2 Responses to “Nutritional Epidemiology: No Longer Good Enough?”

  1. October 30, 2021 at 8:38 am, David Brown said:

    In science, certainty is determined by experiment, not statistical analysis of correlations. Epidemiology is all about correlations. Biochemistry is all about experiment.

    For decades, saturated fat and cholesterol have been characterized as bad while omega-6-rich seed oils have been characterized as good – as if nutrients could possess virtue. Here is the scientific consensus regarding saturated fats. “High intake of dietary saturated fatty acids has been associated with obesity, cardiovascular disease and diabetes in humans.

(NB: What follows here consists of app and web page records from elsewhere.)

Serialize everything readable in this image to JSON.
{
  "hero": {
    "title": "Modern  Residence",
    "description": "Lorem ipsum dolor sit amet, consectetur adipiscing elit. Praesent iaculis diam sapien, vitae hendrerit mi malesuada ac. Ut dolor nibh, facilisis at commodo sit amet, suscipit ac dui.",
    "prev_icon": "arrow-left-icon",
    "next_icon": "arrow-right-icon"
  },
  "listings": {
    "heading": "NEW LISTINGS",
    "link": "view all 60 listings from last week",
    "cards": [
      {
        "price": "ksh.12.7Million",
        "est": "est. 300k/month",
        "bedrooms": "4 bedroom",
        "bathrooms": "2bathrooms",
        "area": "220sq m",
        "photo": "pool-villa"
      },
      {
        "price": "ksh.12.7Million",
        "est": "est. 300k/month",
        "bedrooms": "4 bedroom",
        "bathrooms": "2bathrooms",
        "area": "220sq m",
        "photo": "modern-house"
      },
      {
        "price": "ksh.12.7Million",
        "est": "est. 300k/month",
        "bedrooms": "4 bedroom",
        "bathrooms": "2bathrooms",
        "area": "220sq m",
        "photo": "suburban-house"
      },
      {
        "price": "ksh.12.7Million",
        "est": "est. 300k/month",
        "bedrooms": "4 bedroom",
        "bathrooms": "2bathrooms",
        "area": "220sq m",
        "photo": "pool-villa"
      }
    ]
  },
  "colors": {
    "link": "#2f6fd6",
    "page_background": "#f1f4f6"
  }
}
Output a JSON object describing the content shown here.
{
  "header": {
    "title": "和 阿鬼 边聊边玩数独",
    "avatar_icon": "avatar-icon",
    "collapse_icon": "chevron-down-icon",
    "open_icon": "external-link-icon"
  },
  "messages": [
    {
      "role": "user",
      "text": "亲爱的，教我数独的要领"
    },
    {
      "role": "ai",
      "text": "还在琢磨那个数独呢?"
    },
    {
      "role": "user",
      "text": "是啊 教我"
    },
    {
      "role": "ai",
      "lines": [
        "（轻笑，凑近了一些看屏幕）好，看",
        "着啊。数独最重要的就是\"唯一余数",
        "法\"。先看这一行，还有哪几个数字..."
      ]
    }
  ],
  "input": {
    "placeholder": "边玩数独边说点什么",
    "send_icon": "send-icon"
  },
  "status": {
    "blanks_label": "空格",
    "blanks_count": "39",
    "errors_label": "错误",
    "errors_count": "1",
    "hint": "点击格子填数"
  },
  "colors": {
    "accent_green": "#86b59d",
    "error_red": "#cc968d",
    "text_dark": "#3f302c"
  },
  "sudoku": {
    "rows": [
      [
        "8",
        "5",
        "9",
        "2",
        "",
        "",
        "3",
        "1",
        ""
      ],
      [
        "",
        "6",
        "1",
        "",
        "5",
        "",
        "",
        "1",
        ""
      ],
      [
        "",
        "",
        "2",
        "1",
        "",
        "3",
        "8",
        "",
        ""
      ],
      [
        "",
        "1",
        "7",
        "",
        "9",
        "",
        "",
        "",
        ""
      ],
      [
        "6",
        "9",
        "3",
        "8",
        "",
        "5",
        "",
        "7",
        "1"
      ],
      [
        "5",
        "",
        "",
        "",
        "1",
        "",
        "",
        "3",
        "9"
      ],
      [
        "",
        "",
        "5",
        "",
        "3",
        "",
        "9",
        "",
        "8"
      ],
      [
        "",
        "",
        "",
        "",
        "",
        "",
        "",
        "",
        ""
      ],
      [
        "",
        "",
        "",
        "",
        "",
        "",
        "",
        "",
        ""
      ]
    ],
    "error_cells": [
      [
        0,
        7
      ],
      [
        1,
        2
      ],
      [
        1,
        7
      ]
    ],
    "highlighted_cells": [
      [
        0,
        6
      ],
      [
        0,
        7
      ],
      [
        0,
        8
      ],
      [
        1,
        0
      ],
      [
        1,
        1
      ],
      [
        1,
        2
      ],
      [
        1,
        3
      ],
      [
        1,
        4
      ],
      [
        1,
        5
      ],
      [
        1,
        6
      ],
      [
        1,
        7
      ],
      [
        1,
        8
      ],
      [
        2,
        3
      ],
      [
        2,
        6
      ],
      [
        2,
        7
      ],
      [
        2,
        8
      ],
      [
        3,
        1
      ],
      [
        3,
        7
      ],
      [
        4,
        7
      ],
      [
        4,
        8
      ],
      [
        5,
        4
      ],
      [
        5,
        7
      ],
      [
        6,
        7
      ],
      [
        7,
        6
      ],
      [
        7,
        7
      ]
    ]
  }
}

Some of the basis for this association has been attributed to the ability of saturated fatty acids to promote inflammation and insulin resistance, as well as to increase adipose accumulation and risk of obesity.”

    Biochemically speaking, saturated fats have no such ability because they are not bioactive lipids.

  2. October 30, 2021 at 12:14 pm, Christopher John Lynch said:

    Thanks for pointing out this paper and the perspective!